Each line below that includes the word "wallet" adds one to the count; give that count and nothing else.
--*--
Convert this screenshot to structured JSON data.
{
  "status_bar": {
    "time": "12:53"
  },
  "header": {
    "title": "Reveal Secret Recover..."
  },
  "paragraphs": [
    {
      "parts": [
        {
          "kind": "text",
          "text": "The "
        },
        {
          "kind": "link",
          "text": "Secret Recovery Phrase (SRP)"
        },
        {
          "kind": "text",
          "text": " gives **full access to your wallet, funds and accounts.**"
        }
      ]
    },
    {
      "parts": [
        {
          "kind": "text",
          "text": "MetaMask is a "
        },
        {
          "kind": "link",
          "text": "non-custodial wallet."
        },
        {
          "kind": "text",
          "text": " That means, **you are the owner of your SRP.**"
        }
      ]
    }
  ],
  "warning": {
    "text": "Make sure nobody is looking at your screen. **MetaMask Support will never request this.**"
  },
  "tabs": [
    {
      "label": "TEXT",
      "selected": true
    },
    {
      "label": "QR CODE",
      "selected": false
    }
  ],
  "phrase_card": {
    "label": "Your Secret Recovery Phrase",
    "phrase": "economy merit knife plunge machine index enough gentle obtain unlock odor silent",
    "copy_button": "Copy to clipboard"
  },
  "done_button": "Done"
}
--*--
* **Your response**: 2